When a dental trauma occurs, a series of injuries may occur to different types of cells, not just to the teeth themselves but also in adjacent tissues, among which there is physiological interaction Torriani et al.
Andreasen, J. Etiology and pathogenesis of traumatic dental injuries. A clinical study of 1, cases. Traumatic intrusion of permanent teeth. Part 2. A clinical study of the effect of preinjury and injury factors, such as sex, age, stage of root development, tooth location, and extent of injury including number of intruded teeth on intruded permanent teeth. Part 1. An epidemiological study of intruded permanent teeth. Andreasen, F. Calasans-Maia, Jde A.
Orthodontic movement in traumatically intruded teeth: a case report. Caliskan, M. Delayed endodontic and orthodontic treatment of cross-bite occurring after luxation injury in permanent incisor teeth. Chaushu, S. Emergency orthodontic treatment after the traumatic intrusive luxation of maxillary incisors.
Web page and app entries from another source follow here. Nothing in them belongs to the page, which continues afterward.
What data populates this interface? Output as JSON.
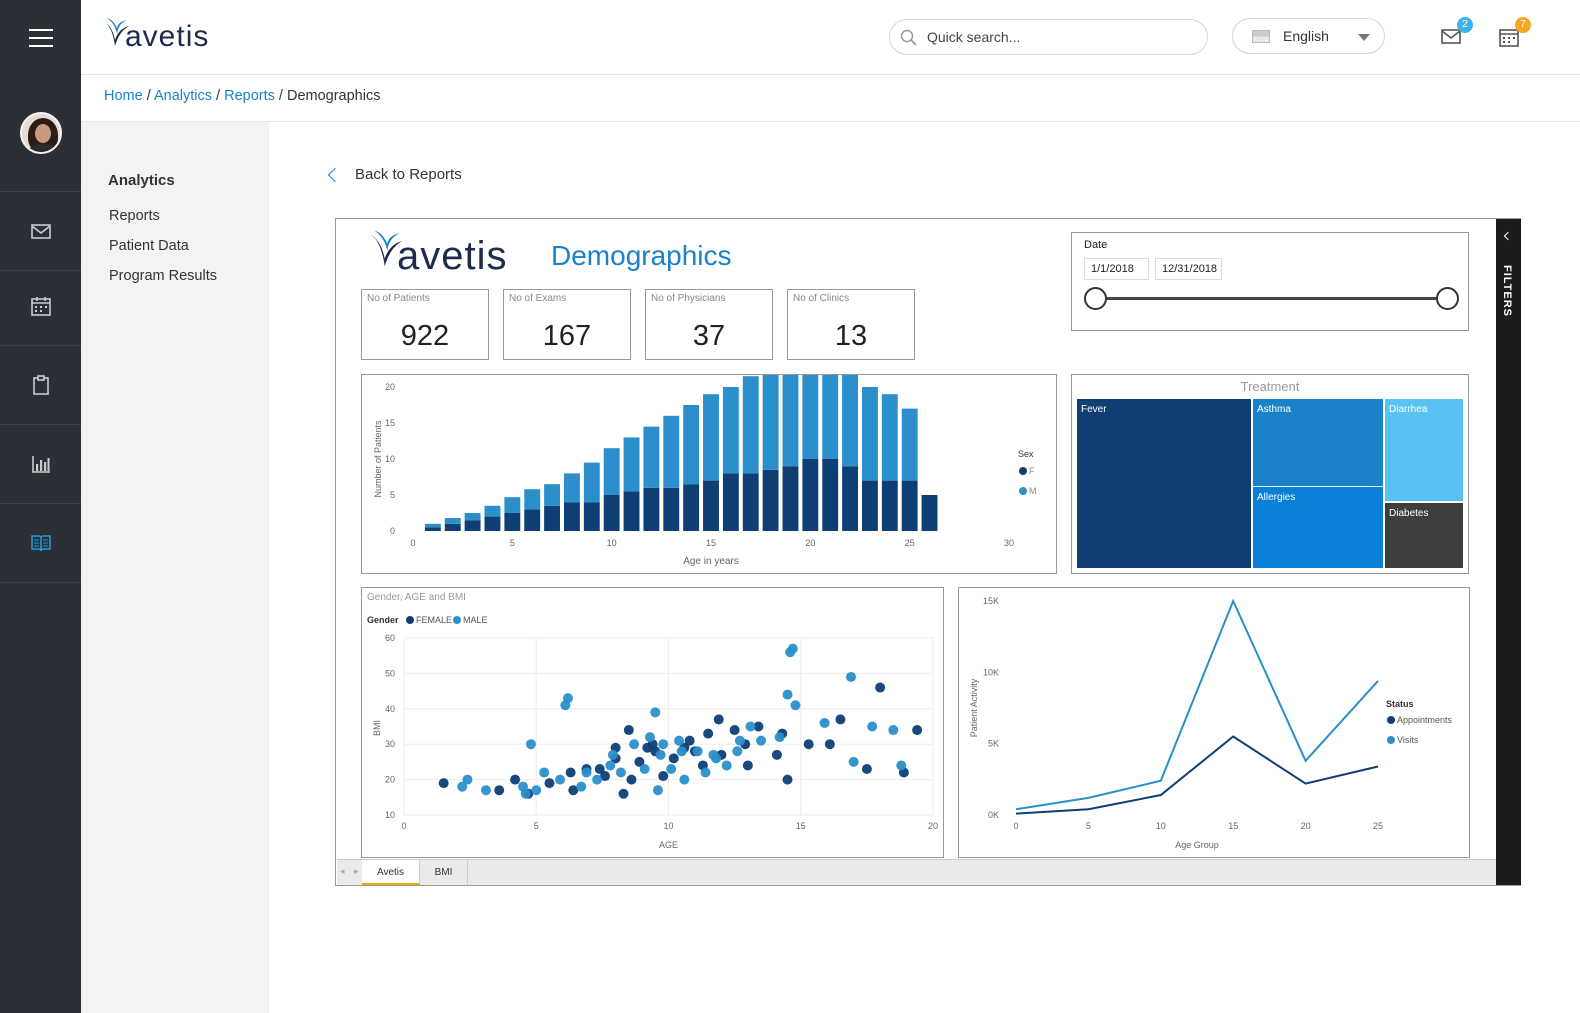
{
  "app": {
    "brand": "avetis",
    "search_placeholder": "Quick search...",
    "language": "English",
    "mail_count": "2",
    "calendar_count": "7",
    "colors": {
      "rail": "#2b3036",
      "accent": "#1a82c9",
      "mail_badge": "#3bb3e8",
      "calendar_badge": "#f5a623"
    }
  },
  "breadcrumb": {
    "items": [
      "Home",
      "Analytics",
      "Reports"
    ],
    "current": "Demographics",
    "sep": "/"
  },
  "subnav": {
    "title": "Analytics",
    "items": [
      "Reports",
      "Patient Data",
      "Program Results"
    ]
  },
  "back_label": "Back to Reports",
  "report": {
    "brand": "avetis",
    "title": "Demographics",
    "filters_label": "FILTERS",
    "kpis": [
      {
        "label": "No of Patients",
        "value": "922"
      },
      {
        "label": "No of Exams",
        "value": "167"
      },
      {
        "label": "No of Physicians",
        "value": "37"
      },
      {
        "label": "No of Clinics",
        "value": "13"
      }
    ],
    "date": {
      "label": "Date",
      "start": "1/1/2018",
      "end": "12/31/2018"
    },
    "tabs": [
      "Avetis",
      "BMI"
    ]
  },
  "chart_data": [
    {
      "type": "bar",
      "stacked": true,
      "xlabel": "Age in years",
      "ylabel": "Number of Patients",
      "xlim": [
        0,
        30
      ],
      "ylim": [
        0,
        20
      ],
      "xticks": [
        0,
        5,
        10,
        15,
        20,
        25,
        30
      ],
      "yticks": [
        0,
        5,
        10,
        15,
        20
      ],
      "legend_title": "Sex",
      "legend_position": "right",
      "categories": [
        1,
        2,
        3,
        4,
        5,
        6,
        7,
        8,
        9,
        10,
        11,
        12,
        13,
        14,
        15,
        16,
        17,
        18,
        19,
        20,
        21,
        22,
        23,
        24,
        25,
        26
      ],
      "series": [
        {
          "name": "F",
          "color": "#0f3e75",
          "values": [
            0.5,
            1,
            1.5,
            2,
            2.5,
            3,
            3.5,
            4,
            4,
            5,
            5.5,
            6,
            6,
            6.5,
            7,
            8,
            8,
            8.5,
            9,
            10,
            10,
            9,
            7,
            7,
            7,
            5
          ]
        },
        {
          "name": "M",
          "color": "#2a8fca",
          "values": [
            0.5,
            0.8,
            1,
            1.5,
            2.2,
            2.8,
            3,
            4,
            5.5,
            6.5,
            7.5,
            8.5,
            10,
            11,
            12,
            12,
            13.5,
            14.5,
            15.5,
            15.5,
            14,
            13,
            13,
            12,
            10,
            0
          ]
        }
      ]
    },
    {
      "type": "treemap",
      "title": "Treatment",
      "items": [
        {
          "label": "Fever",
          "color": "#0f3e75"
        },
        {
          "label": "Asthma",
          "color": "#1a82c9"
        },
        {
          "label": "Allergies",
          "color": "#0a7fd8"
        },
        {
          "label": "Diarrhea",
          "color": "#58c2f5"
        },
        {
          "label": "Diabetes",
          "color": "#3e3e3e"
        }
      ]
    },
    {
      "type": "scatter",
      "title": "Gender, AGE and BMI",
      "xlabel": "AGE",
      "ylabel": "BMI",
      "xlim": [
        0,
        20
      ],
      "ylim": [
        10,
        60
      ],
      "xticks": [
        0,
        5,
        10,
        15,
        20
      ],
      "yticks": [
        10,
        20,
        30,
        40,
        50,
        60
      ],
      "legend_title": "Gender",
      "legend_position": "top-left",
      "series": [
        {
          "name": "FEMALE",
          "color": "#0f3e75",
          "points": [
            [
              1.5,
              19
            ],
            [
              3.6,
              17
            ],
            [
              4.2,
              20
            ],
            [
              4.7,
              16
            ],
            [
              5.5,
              19
            ],
            [
              6.3,
              22
            ],
            [
              6.4,
              17
            ],
            [
              6.9,
              23
            ],
            [
              7.6,
              21
            ],
            [
              8,
              26
            ],
            [
              8.3,
              16
            ],
            [
              8.6,
              20
            ],
            [
              8.9,
              25
            ],
            [
              9.2,
              29
            ],
            [
              8.5,
              34
            ],
            [
              9.4,
              30
            ],
            [
              9.8,
              21
            ],
            [
              10.2,
              26
            ],
            [
              10.6,
              29
            ],
            [
              11.3,
              24
            ],
            [
              11.5,
              33
            ],
            [
              12,
              27
            ],
            [
              12.5,
              34
            ],
            [
              13,
              24
            ],
            [
              13.4,
              35
            ],
            [
              14.1,
              27
            ],
            [
              15.3,
              30
            ],
            [
              16.1,
              30
            ],
            [
              16.5,
              37
            ],
            [
              17.5,
              23
            ],
            [
              18,
              46
            ],
            [
              18.9,
              22
            ],
            [
              19.4,
              34
            ],
            [
              11,
              28
            ],
            [
              12.9,
              30
            ],
            [
              9.5,
              28
            ],
            [
              10.8,
              31
            ],
            [
              7.4,
              23
            ],
            [
              8,
              29
            ],
            [
              11.9,
              37
            ],
            [
              14.3,
              33
            ],
            [
              14.5,
              20
            ]
          ]
        },
        {
          "name": "MALE",
          "color": "#2a8fca",
          "points": [
            [
              2.2,
              18
            ],
            [
              2.4,
              20
            ],
            [
              3.1,
              17
            ],
            [
              4.5,
              18
            ],
            [
              4.6,
              16
            ],
            [
              5,
              17
            ],
            [
              4.8,
              30
            ],
            [
              5.3,
              22
            ],
            [
              6.1,
              41
            ],
            [
              6.2,
              43
            ],
            [
              5.9,
              20
            ],
            [
              6.7,
              18
            ],
            [
              7.3,
              20
            ],
            [
              7.8,
              24
            ],
            [
              8.2,
              22
            ],
            [
              8.7,
              30
            ],
            [
              9.1,
              23
            ],
            [
              9.3,
              32
            ],
            [
              9.5,
              39
            ],
            [
              9.6,
              17
            ],
            [
              9.8,
              30
            ],
            [
              10.1,
              23
            ],
            [
              10.4,
              31
            ],
            [
              10.6,
              20
            ],
            [
              11.1,
              28
            ],
            [
              11.4,
              22
            ],
            [
              11.7,
              27
            ],
            [
              12.2,
              24
            ],
            [
              12.6,
              28
            ],
            [
              13.1,
              35
            ],
            [
              13.5,
              31
            ],
            [
              14.2,
              32
            ],
            [
              14.6,
              56
            ],
            [
              14.7,
              57
            ],
            [
              14.5,
              44
            ],
            [
              14.8,
              41
            ],
            [
              15.9,
              36
            ],
            [
              16.9,
              49
            ],
            [
              17,
              25
            ],
            [
              17.7,
              35
            ],
            [
              18.5,
              34
            ],
            [
              18.8,
              24
            ],
            [
              10.5,
              28
            ],
            [
              9.7,
              27
            ],
            [
              11.8,
              26
            ],
            [
              12.7,
              31
            ],
            [
              7.9,
              27
            ],
            [
              6.9,
              22
            ]
          ]
        }
      ]
    },
    {
      "type": "line",
      "xlabel": "Age Group",
      "ylabel": "Patient Activity",
      "xlim": [
        0,
        25
      ],
      "ylim": [
        0,
        15000
      ],
      "xticks": [
        0,
        5,
        10,
        15,
        20,
        25
      ],
      "yticks": [
        "0K",
        "5K",
        "10K",
        "15K"
      ],
      "legend_title": "Status",
      "legend_position": "right",
      "x": [
        0,
        5,
        10,
        15,
        20,
        25
      ],
      "series": [
        {
          "name": "Appointments",
          "color": "#0f3e75",
          "values": [
            100,
            400,
            1400,
            5500,
            2200,
            3400
          ]
        },
        {
          "name": "Visits",
          "color": "#2a8fca",
          "values": [
            400,
            1200,
            2400,
            15000,
            3800,
            9400
          ]
        }
      ]
    }
  ]
}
Frank, C. Treatment options for impacted teeth. Immediate surgical repositioning following intrusive luxation: a case report and review of the literature. Kokich, V. Gingival contour and clinical crown length: their effect on the esthetic appearance of maxillary anterior teeth. Luna, A. Traumatic Intrusion of Maxillary permanent incisors into the nasal cavity: report of a case.
Oulis, C. Management of intrusive luxation injuries. Taintor, J. The intruded tooth. Torriani, D. Traumatic Intrusion of primary tooth: follow up until eruption of permanent successor tooth. Correspondence to:. Email: anaanatomia gmail. Received: Accepted: Servicios Personalizados Revista. Correspondence to: ABSTRACT : Due to its anatomical positioning, the central upper incisors are the most affected teeth when related to trauma injuries in the craniofacial region, among with nose traumas.
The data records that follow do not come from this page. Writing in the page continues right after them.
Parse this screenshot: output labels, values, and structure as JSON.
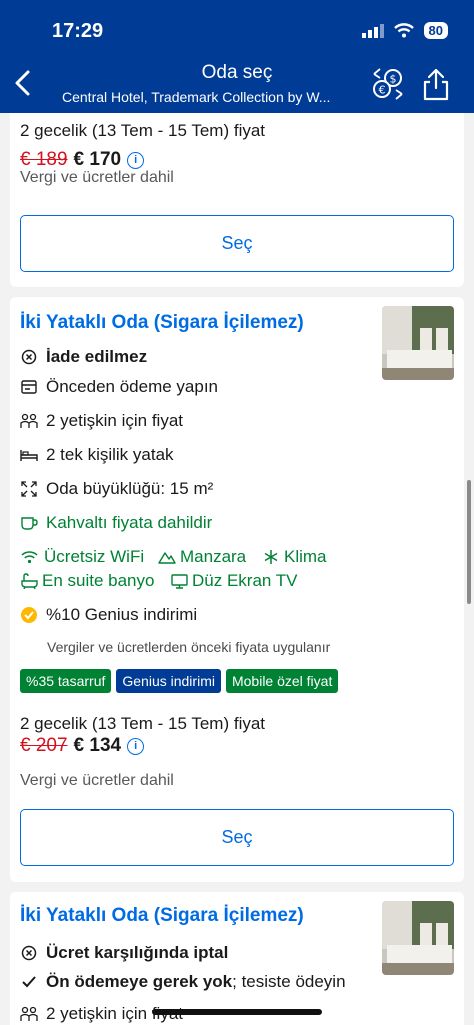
{
  "status": {
    "time": "17:29",
    "battery": "80"
  },
  "header": {
    "title": "Oda seç",
    "subtitle": "Central Hotel, Trademark Collection by W..."
  },
  "card1": {
    "price_line": "2 gecelik (13 Tem - 15 Tem) fiyat",
    "old_price": "€ 189",
    "new_price": "€ 170",
    "tax": "Vergi ve ücretler dahil",
    "button": "Seç"
  },
  "card2": {
    "title": "İki Yataklı Oda (Sigara İçilemez)",
    "features": [
      {
        "icon": "non-refundable-icon",
        "text": "İade edilmez"
      },
      {
        "icon": "card-icon",
        "text": "Önceden ödeme yapın"
      },
      {
        "icon": "people-icon",
        "text": "2 yetişkin için fiyat"
      },
      {
        "icon": "bed-icon",
        "text": "2 tek kişilik yatak"
      },
      {
        "icon": "size-icon",
        "text": "Oda büyüklüğü: 15 m²"
      },
      {
        "icon": "coffee-icon",
        "text": "Kahvaltı fiyata dahildir"
      }
    ],
    "amenities": [
      {
        "icon": "wifi-icon",
        "text": "Ücretsiz WiFi"
      },
      {
        "icon": "mountain-icon",
        "text": "Manzara"
      },
      {
        "icon": "snowflake-icon",
        "text": "Klima"
      },
      {
        "icon": "bath-icon",
        "text": "En suite banyo"
      },
      {
        "icon": "tv-icon",
        "text": "Düz Ekran TV"
      }
    ],
    "genius": "%10 Genius indirimi",
    "genius_note": "Vergiler ve ücretlerden önceki fiyata uygulanır",
    "badges": [
      {
        "text": "%35 tasarruf",
        "color": "#008234"
      },
      {
        "text": "Genius indirimi",
        "color": "#003b95"
      },
      {
        "text": "Mobile özel fiyat",
        "color": "#008234"
      }
    ],
    "price_line": "2 gecelik (13 Tem - 15 Tem) fiyat",
    "old_price": "€ 207",
    "new_price": "€ 134",
    "tax": "Vergi ve ücretler dahil",
    "button": "Seç"
  },
  "card3": {
    "title": "İki Yataklı Oda (Sigara İçilemez)",
    "cancel": "Ücret karşılığında iptal",
    "prepay_bold": "Ön ödemeye gerek yok",
    "prepay_rest": "; tesiste ödeyin",
    "people": "2 yetişkin için fiyat"
  },
  "colors": {
    "brand": "#003b95",
    "link": "#006ce4",
    "green": "#008234",
    "red": "#d4111e"
  }
}
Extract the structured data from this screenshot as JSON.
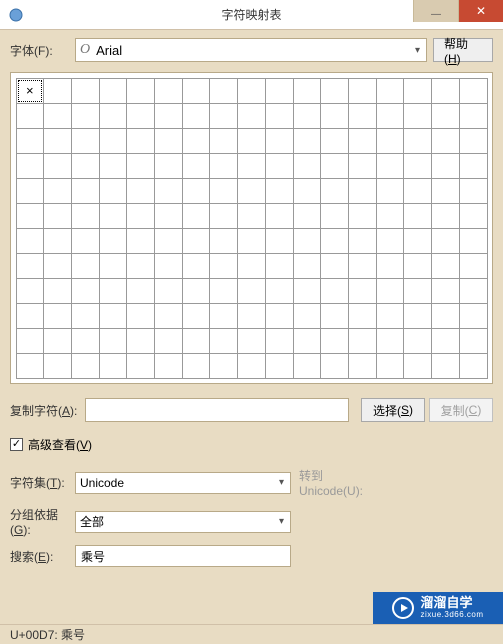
{
  "window": {
    "title": "字符映射表"
  },
  "toolbar": {
    "font_label": "字体(F):",
    "font_name": "Arial",
    "font_prefix": "O",
    "help_label": "帮助(H)"
  },
  "grid": {
    "selected_char": "×"
  },
  "copy": {
    "label": "复制字符(A):",
    "value": "",
    "select_btn": "选择(S)",
    "copy_btn": "复制(C)"
  },
  "advanced": {
    "label": "高级查看(V)"
  },
  "charset": {
    "label": "字符集(T):",
    "value": "Unicode",
    "side_label": "转到",
    "side_sub": "Unicode(U):"
  },
  "group": {
    "label": "分组依据(G):",
    "value": "全部"
  },
  "search": {
    "label": "搜索(E):",
    "value": "乘号"
  },
  "status": {
    "text": "U+00D7: 乘号"
  },
  "branding": {
    "name": "溜溜自学",
    "url": "zixue.3d66.com"
  }
}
A Frontal view of the traumatically intruded tooth at the initial visit; B Removable Orthodontic device associated to an extrusive coil. A Clinical appearance of the intruded tooth after orthodontic treatment; B A radiograph which was taken 5 years after the initial trauma, and in which pulp canal obliteration of the intruded tooth can be clearly seen.
Molar 3-6 notoria calcificación. Notorious calcification
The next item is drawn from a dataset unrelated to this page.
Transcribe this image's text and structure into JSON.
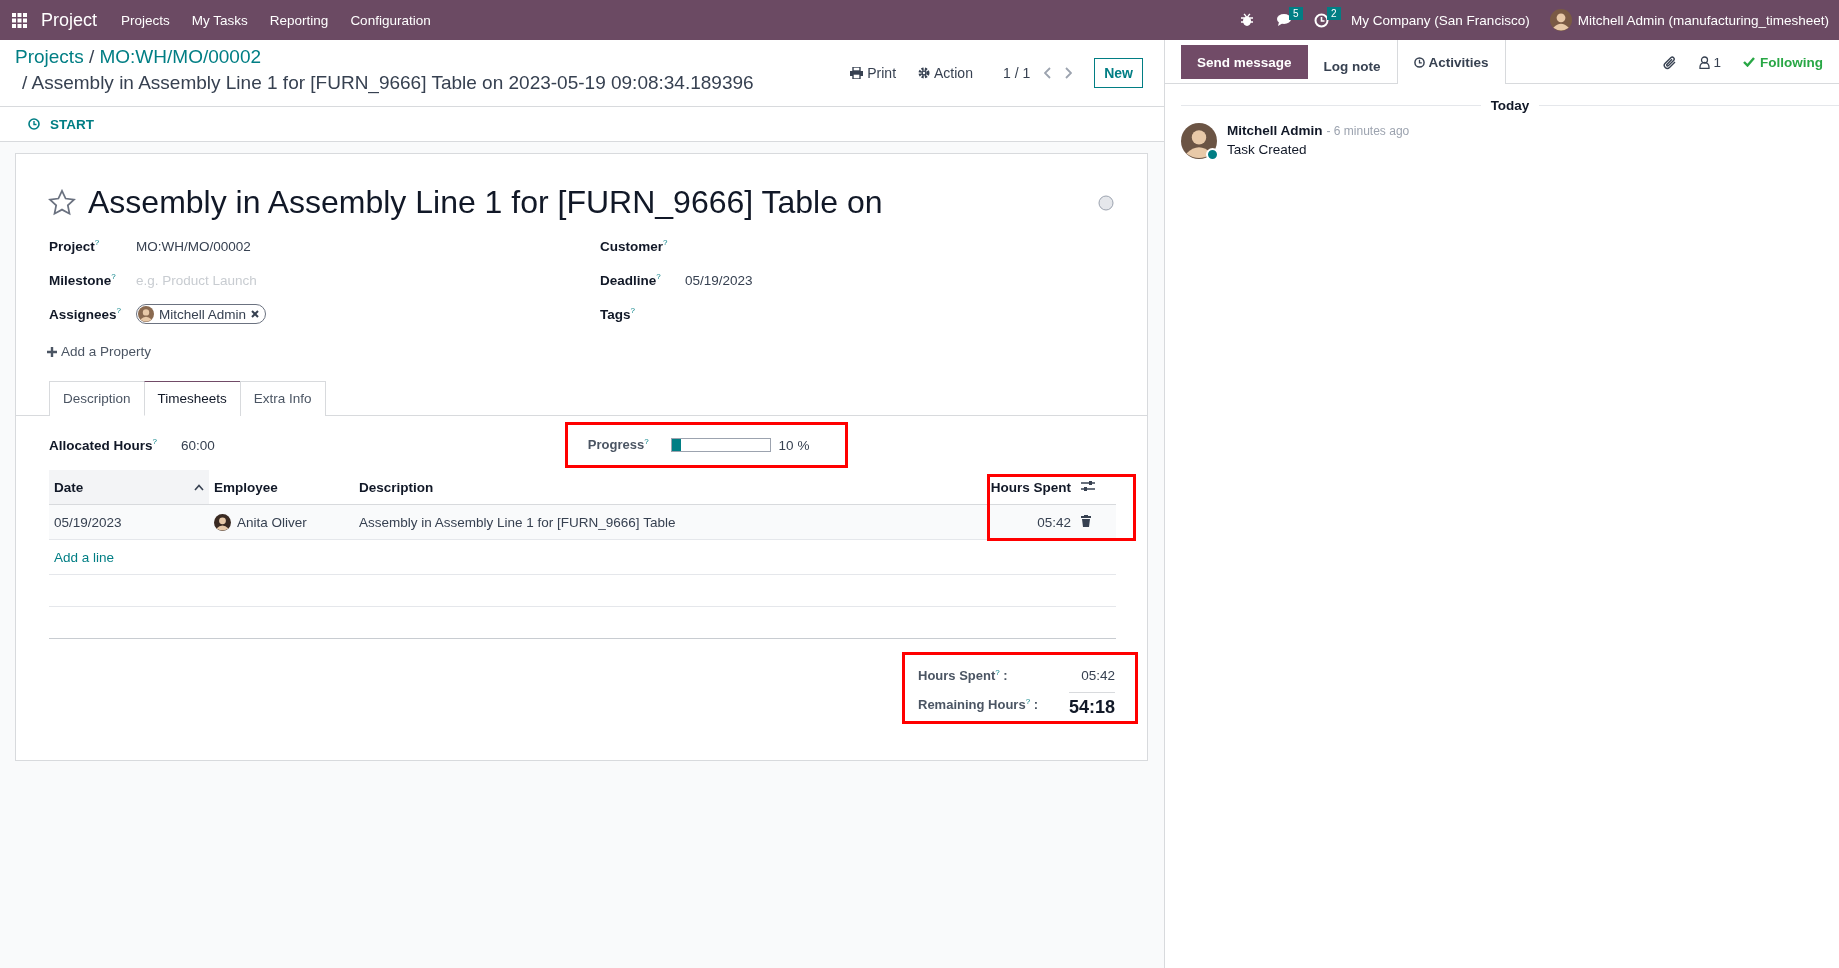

ABSTRACT : Due to its anatomical positioning, the central upper incisors are the most affected teeth when related to trauma injuries in the craniofacial region, among with nose traumas. In childhood, traumatic injury is most often caused by bicycle accidents, sports, recreational activities or falls. The aim of this report is to describe a treatment for intrusion of the left maxillary central incisor and the subsequent complications in an 8-year-old boy. Also, the report emphasizes the importance of careful long-term follow-up monitoring intruded permanent teeth. Pulp tissue, as other tissues in the human body, tends to change with traumas.
Important User Information: Remote access to EBSCO's databases is permitted to patrons of subscribing institutions accessing from remote locations for personal, non-commercial use. However, remote access to EBSCO's databases from non-subscribing institutions is not allowed if the purpose of the use is for commercial gain through cost reduction or avoidance for a non-subscribing institution. Universidad Nacional de Cuyo. Abstract: Inside the dental pulp there are various types of calcifications. Its frequency is such that it is doubtful whether their presence represents a pathological condition or just an aspect of normal biological variations. Methodology: A total of patients of both sexes and ages were selected having as criteria the inclusion of healthy primary molars.